To do: Through to the final line, write out the records below exactly, omitting any images they contain.

Start of Exercise inputs

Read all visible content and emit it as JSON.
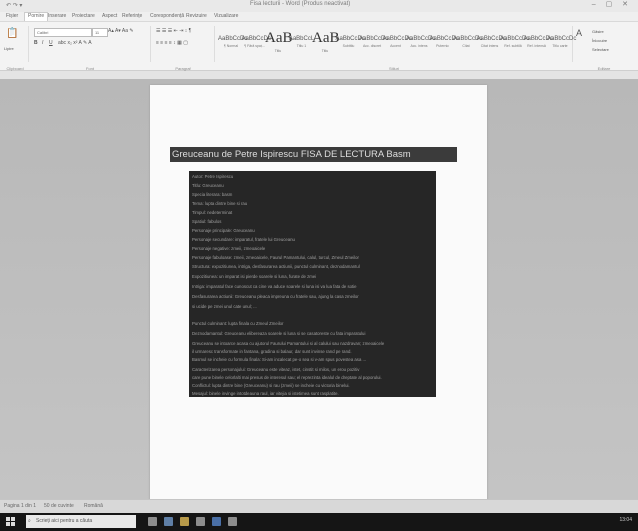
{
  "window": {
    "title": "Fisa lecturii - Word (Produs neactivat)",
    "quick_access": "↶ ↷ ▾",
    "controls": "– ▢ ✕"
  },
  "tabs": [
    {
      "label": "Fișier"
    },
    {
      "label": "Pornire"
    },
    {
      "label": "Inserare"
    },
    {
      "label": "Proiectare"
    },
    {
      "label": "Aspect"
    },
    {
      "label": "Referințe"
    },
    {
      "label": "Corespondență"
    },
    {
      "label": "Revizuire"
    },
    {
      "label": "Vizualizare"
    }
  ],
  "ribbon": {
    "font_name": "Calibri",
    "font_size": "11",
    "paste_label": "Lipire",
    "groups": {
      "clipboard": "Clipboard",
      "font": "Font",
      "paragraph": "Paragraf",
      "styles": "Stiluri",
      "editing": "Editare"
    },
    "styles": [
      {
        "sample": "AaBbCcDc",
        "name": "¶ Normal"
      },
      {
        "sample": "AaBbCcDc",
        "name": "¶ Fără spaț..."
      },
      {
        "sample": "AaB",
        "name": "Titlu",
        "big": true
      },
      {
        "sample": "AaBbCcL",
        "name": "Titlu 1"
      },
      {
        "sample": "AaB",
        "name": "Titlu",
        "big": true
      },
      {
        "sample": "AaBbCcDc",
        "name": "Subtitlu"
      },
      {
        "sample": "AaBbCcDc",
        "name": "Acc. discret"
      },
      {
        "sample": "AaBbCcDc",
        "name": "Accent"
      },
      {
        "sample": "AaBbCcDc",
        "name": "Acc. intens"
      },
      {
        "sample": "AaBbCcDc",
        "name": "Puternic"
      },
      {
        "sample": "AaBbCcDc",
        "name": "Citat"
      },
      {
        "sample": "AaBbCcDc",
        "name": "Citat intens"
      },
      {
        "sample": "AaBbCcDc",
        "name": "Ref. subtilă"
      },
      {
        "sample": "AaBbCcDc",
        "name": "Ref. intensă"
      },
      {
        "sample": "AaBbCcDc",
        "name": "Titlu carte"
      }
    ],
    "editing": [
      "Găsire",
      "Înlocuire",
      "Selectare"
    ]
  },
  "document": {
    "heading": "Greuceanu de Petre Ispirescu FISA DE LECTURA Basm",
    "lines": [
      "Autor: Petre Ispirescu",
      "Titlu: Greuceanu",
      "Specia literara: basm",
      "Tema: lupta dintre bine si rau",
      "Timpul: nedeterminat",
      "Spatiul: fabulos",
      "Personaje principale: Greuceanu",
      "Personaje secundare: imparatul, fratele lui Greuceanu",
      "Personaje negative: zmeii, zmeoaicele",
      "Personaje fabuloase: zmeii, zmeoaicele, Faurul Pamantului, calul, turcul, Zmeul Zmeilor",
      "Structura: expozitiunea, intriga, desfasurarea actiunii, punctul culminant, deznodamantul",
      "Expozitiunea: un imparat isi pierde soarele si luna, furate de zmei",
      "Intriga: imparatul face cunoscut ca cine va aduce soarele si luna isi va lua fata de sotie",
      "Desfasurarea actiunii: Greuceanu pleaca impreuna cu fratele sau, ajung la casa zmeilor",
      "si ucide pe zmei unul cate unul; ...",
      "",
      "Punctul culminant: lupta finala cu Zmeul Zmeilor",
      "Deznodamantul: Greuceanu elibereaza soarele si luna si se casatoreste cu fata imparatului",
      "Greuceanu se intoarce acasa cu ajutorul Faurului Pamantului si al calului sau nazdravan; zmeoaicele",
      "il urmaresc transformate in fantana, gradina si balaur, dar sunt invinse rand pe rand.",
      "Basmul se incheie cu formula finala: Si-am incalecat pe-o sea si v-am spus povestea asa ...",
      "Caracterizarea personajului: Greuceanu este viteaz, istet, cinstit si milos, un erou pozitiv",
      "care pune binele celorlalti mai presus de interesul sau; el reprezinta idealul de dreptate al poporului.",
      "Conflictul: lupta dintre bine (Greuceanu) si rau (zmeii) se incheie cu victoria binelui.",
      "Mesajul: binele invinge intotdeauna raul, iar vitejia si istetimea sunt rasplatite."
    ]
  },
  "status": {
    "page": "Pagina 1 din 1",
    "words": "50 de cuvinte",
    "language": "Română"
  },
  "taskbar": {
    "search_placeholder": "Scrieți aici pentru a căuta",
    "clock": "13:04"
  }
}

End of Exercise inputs

Exercise output:
Read all visible content and emit it as JSON.
{
  "window": {
    "title": "Fisa lecturii - Word (Produs neactivat)",
    "quick_access": "↶ ↷ ▾",
    "controls": "– ▢ ✕"
  },
  "tabs": [
    {
      "label": "Fișier"
    },
    {
      "label": "Pornire"
    },
    {
      "label": "Inserare"
    },
    {
      "label": "Proiectare"
    },
    {
      "label": "Aspect"
    },
    {
      "label": "Referințe"
    },
    {
      "label": "Corespondență"
    },
    {
      "label": "Revizuire"
    },
    {
      "label": "Vizualizare"
    }
  ],
  "ribbon": {
    "font_name": "Calibri",
    "font_size": "11",
    "paste_label": "Lipire",
    "groups": {
      "clipboard": "Clipboard",
      "font": "Font",
      "paragraph": "Paragraf",
      "styles": "Stiluri",
      "editing": "Editare"
    },
    "styles": [
      {
        "sample": "AaBbCcDc",
        "name": "¶ Normal"
      },
      {
        "sample": "AaBbCcDc",
        "name": "¶ Fără spaț..."
      },
      {
        "sample": "AaB",
        "name": "Titlu",
        "big": true
      },
      {
        "sample": "AaBbCcL",
        "name": "Titlu 1"
      },
      {
        "sample": "AaB",
        "name": "Titlu",
        "big": true
      },
      {
        "sample": "AaBbCcDc",
        "name": "Subtitlu"
      },
      {
        "sample": "AaBbCcDc",
        "name": "Acc. discret"
      },
      {
        "sample": "AaBbCcDc",
        "name": "Accent"
      },
      {
        "sample": "AaBbCcDc",
        "name": "Acc. intens"
      },
      {
        "sample": "AaBbCcDc",
        "name": "Puternic"
      },
      {
        "sample": "AaBbCcDc",
        "name": "Citat"
      },
      {
        "sample": "AaBbCcDc",
        "name": "Citat intens"
      },
      {
        "sample": "AaBbCcDc",
        "name": "Ref. subtilă"
      },
      {
        "sample": "AaBbCcDc",
        "name": "Ref. intensă"
      },
      {
        "sample": "AaBbCcDc",
        "name": "Titlu carte"
      }
    ],
    "editing": [
      "Găsire",
      "Înlocuire",
      "Selectare"
    ]
  },
  "document": {
    "heading": "Greuceanu de Petre Ispirescu FISA DE LECTURA Basm",
    "lines": [
      "Autor: Petre Ispirescu",
      "Titlu: Greuceanu",
      "Specia literara: basm",
      "Tema: lupta dintre bine si rau",
      "Timpul: nedeterminat",
      "Spatiul: fabulos",
      "Personaje principale: Greuceanu",
      "Personaje secundare: imparatul, fratele lui Greuceanu",
      "Personaje negative: zmeii, zmeoaicele",
      "Personaje fabuloase: zmeii, zmeoaicele, Faurul Pamantului, calul, turcul, Zmeul Zmeilor",
      "Structura: expozitiunea, intriga, desfasurarea actiunii, punctul culminant, deznodamantul",
      "Expozitiunea: un imparat isi pierde soarele si luna, furate de zmei",
      "Intriga: imparatul face cunoscut ca cine va aduce soarele si luna isi va lua fata de sotie",
      "Desfasurarea actiunii: Greuceanu pleaca impreuna cu fratele sau, ajung la casa zmeilor",
      "si ucide pe zmei unul cate unul; ...",
      "",
      "Punctul culminant: lupta finala cu Zmeul Zmeilor",
      "Deznodamantul: Greuceanu elibereaza soarele si luna si se casatoreste cu fata imparatului",
      "Greuceanu se intoarce acasa cu ajutorul Faurului Pamantului si al calului sau nazdravan; zmeoaicele",
      "il urmaresc transformate in fantana, gradina si balaur, dar sunt invinse rand pe rand.",
      "Basmul se incheie cu formula finala: Si-am incalecat pe-o sea si v-am spus povestea asa ...",
      "Caracterizarea personajului: Greuceanu este viteaz, istet, cinstit si milos, un erou pozitiv",
      "care pune binele celorlalti mai presus de interesul sau; el reprezinta idealul de dreptate al poporului.",
      "Conflictul: lupta dintre bine (Greuceanu) si rau (zmeii) se incheie cu victoria binelui.",
      "Mesajul: binele invinge intotdeauna raul, iar vitejia si istetimea sunt rasplatite."
    ]
  },
  "status": {
    "page": "Pagina 1 din 1",
    "words": "50 de cuvinte",
    "language": "Română"
  },
  "taskbar": {
    "search_placeholder": "Scrieți aici pentru a căuta",
    "clock": "13:04"
  }
}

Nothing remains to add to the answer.